In the EU's dealings with an increasingly authoritarian Russia, worried Eastern Europe has often been a fly-over zone. "The EU is too shy to raise any serious issue with Russia," says Onyszkiewicz. Last year a planned EU agreement with Russia over visa-free travel to Kaliningrad through Lithuania was scuttled at the last minute--only after intense lobbying by Lithuania and other accession countries, which fear a surge in smuggling, organized crime and immigration. Negotiations for a general free-travel agreement continue between Brussels and Moscow despite new members' objections. When France and Germany allied with Putin over Iraq without consulting their future EU partners in the east, Poles and others heard echoes of past alliances at their expense.
The present EU presidency under Italian Prime Minister Silvio Berlusconi has confirmed their worst fears of pro-Russian appeasement. At the EU-Russia summit in Rome in November, not only did EU heads of government dismiss the European Commission's recommendation that Russia be reprimanded over what human-rights organizations say is genocide in Chechnya. When reporters asked Putin about Chechnya anyway, Berlusconi put his arm on Putin's shoulder and intervened. "Let me be your lawyer on this one," a grinning Berlusconi told Putin before brushing off the journalists' questions as "Western lies and fairy tales."
Take away the security issues, and New Europe is actually much closer to Old Europe than to America. On Kyoto, the convention to ban land mines, the International Criminal Court, East and West see mostly eye to eye. (In July, a furious Bush administration suspended military assistance to several Eastern European countries for refusing to sign bilateral agreements exempting the United States from the ICC's jurisdiction.) Transatlantic and antiterror issues will likely lose significance once the new members enter the EU. "All our best minds are on foreign policy now," says Ilves. "But once we're in the Union, we'll all be busy calculating fishing quotas and understanding competition policy." Yet Russia remains the red-hot issue that no farming subsidy can smother. "The Eastern Europeans will not get into another battle with France and Germany on U.S. policy," Ilves predicts. "But if we see the EU pursuing policies with Russia that threaten us, we're going to speak up."

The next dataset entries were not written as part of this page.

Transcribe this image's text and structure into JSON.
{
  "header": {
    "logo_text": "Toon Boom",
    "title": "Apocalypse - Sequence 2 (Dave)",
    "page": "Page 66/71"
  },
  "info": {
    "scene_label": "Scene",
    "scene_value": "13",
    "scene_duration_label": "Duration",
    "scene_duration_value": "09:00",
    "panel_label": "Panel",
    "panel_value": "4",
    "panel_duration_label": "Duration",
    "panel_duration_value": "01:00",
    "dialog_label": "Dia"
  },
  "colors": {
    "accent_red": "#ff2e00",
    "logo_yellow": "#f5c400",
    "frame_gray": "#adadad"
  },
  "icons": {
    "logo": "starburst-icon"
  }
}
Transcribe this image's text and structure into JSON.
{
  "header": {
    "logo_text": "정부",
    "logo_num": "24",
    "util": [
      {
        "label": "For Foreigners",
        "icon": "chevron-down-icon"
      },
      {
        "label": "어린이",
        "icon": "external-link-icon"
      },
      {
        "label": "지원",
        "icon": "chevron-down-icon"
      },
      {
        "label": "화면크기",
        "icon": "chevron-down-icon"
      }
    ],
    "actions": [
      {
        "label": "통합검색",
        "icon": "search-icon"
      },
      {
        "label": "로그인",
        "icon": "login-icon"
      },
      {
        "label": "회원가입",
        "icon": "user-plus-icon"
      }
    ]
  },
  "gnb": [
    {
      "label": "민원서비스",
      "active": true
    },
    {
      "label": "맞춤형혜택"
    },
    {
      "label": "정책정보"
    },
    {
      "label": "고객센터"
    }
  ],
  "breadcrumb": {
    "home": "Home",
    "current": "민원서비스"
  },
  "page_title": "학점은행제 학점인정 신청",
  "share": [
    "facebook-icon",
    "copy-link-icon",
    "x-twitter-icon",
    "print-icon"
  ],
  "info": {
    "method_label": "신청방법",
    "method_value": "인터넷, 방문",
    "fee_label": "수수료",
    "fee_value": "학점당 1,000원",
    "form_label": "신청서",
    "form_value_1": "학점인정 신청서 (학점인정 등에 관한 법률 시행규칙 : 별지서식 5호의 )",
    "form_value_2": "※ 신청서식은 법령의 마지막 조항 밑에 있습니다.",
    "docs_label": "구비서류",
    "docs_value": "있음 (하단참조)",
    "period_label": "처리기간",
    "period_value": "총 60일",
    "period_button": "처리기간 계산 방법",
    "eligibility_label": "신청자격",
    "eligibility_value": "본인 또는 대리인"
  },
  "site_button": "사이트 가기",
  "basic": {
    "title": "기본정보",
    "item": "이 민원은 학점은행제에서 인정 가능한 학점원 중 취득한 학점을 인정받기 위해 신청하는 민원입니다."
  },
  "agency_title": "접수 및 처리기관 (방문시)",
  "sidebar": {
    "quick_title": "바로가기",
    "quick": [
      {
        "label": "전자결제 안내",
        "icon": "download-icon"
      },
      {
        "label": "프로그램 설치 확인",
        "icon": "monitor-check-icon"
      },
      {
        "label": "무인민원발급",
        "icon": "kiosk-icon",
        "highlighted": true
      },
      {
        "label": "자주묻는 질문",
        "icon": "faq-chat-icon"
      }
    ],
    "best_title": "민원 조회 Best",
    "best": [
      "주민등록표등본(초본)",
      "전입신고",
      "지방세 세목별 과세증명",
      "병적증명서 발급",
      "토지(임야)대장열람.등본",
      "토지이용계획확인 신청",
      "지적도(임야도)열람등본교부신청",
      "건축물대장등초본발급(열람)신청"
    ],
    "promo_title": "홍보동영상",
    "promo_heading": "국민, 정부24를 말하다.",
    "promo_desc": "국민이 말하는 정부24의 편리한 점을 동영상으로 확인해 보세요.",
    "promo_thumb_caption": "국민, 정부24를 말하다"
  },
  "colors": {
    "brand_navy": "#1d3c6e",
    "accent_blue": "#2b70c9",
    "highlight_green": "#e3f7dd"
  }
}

Trouble is, today's inward-looking EU has no strategy on how to stabilize Russia or its shaky future neighbors to the East. "Where is the clear, consistent, unified EU agenda for the long-term development of Ukraine, let alone Moldova?" asks Heather Grabbe, research director of the Centre for European Reform in London. Eastern Europeans will not shy away from conflict in order to force the EU to use its soft power to help these countries--or to develop what Grabbe calls a "tough love" strategy toward Russia.
The next few months will bring a test of how tough the old members are willing to get. Moscow has announced it will not apply the existing free-trade agreement with the EU toward the new members, come May. That'll put East Europeans doing business with Russia at a sharp disadvantage, which many see as a poorly concealed punishment for joining the Union--and they will be shrill in demanding a joint EU response. Anyone who thinks the new, expanded European Union will just be a bigger version of the cozy old one, in other words, is wrong. And increasingly, Russia will be one of the reasons.